Most of the checks I have done have been at the 0600-0700 time and using big sites in the USA with powerful servers such as Microsoft (http://www.microsoft.com) and WinZip (http://www.winzip.com) These sites are no good in the UK evening for tests. The Internet Service Provider (ISP) can also slow transfers and those with plenty of capacity and a connection directly to the Internet backbone will be best. In the early morning all UK ISPs should all be capable of reasonable transfers - if not you should change your ISP!

The results I have obtained do not show marked differences between ISPs. Of the three that I used for a series of tests CompuServe was just ahead with Demon followed very closely by I-way (a local provider in Reading). Since then my wife has gained access to the Open University PPP entry which is through ENERGIS and that may just have an edge over CompuServe. All have delivered 500K plus downloads of .EXE files at between 3.1 and 3.4 Kbytes/sec.
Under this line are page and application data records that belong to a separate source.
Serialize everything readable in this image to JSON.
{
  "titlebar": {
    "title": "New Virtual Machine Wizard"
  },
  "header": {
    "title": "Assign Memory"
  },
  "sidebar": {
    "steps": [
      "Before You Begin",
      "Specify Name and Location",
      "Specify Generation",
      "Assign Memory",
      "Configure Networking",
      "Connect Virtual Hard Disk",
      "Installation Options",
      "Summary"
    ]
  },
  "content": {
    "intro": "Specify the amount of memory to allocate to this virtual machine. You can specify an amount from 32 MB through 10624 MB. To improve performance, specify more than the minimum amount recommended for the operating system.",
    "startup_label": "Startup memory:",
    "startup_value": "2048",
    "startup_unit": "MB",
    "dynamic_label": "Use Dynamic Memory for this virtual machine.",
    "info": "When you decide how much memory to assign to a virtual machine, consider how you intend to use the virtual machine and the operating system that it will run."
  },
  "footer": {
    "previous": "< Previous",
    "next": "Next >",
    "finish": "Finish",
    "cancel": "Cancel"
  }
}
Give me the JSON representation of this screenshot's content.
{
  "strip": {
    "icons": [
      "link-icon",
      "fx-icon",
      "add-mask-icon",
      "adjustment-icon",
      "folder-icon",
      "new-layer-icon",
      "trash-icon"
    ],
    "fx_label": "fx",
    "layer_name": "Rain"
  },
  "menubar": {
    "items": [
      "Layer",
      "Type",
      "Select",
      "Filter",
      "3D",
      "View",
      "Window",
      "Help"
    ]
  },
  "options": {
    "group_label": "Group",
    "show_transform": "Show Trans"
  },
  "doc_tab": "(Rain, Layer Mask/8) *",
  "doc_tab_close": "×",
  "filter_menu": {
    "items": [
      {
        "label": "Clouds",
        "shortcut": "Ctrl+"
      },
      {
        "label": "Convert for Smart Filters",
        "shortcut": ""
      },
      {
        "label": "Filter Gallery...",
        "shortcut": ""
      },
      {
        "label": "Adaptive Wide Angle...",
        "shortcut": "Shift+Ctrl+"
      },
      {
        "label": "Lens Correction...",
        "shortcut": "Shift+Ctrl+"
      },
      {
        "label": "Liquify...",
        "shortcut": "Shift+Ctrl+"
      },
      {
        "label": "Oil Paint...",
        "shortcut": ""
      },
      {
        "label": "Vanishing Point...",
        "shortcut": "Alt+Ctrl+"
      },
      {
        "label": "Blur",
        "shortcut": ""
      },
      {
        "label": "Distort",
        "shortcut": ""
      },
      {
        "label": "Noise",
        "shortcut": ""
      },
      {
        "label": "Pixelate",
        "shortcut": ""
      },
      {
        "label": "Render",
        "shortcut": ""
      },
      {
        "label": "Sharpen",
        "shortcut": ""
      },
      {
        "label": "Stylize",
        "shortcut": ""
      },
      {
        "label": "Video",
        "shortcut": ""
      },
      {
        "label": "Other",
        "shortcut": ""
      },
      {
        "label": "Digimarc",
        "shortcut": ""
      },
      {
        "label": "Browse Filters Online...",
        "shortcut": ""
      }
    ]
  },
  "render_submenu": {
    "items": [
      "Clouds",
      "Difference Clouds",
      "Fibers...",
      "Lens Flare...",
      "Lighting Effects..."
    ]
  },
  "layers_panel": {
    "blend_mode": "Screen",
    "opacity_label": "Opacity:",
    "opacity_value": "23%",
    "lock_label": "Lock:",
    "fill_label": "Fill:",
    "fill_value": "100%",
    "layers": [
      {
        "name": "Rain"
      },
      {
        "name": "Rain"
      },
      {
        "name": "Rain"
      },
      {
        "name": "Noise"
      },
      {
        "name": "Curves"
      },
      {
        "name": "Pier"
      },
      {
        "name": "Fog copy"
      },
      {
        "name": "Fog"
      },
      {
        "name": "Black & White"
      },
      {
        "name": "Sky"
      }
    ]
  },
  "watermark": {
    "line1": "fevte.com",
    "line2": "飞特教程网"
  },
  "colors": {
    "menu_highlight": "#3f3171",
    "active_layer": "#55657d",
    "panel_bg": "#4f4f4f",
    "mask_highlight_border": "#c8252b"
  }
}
It is interesting that CompuServe which has gained a very poor reputation showed up at the top, although to be fair the results are within statistical error.

It is difficult to find big enough .DOC or .HTML files to really check the compressed performance although those are important to the speed of access to normal WWW pages. They are always mixed in with lots of .GIFs or other graphics. I have wondered about uploading big Word file to my own web site just to enable checks to be run.

The bottom line is that the results of the Modem installing and tuning is that I am prepared to abort any download where the rate looks like falling under 2Kbytes/sec and see nothing unusual in long periods at around 3Kbytes/sec. A useful trick is to click on the little modem icon on the task bar which puts up a screen which shows the send and receive lights on a Pictorial Modem, allowing one to see the uniformity of transfers, and it also shows a connect time clock and the number of bytes transferred in each direction. These rates should be slightly higher than the actual data because of the overheads like error correction and the occasional re-send of data refereed to above. If it is too different then it can indicate bad lines leading to data often needing to be sent again. The speed indicators in the various programs such as Netscape over-read at the start so either time the transfers or do long downloads if you want meaningful numbers.

One final practical point - do not get mesmerized into watching download speeds. Most of the latest Browsers allow you to go on viewing documents whilst you are downloading in the background and even to set up several simultaneous downloads or Windows. This will slow the download a bit but overall may be much more cost effective.

Home page | Pauline's Pages | Howto Articles | Uniquely NZ | Small Firms | Search

Copyright © Peter Curtis
Content revised: 14th August 1997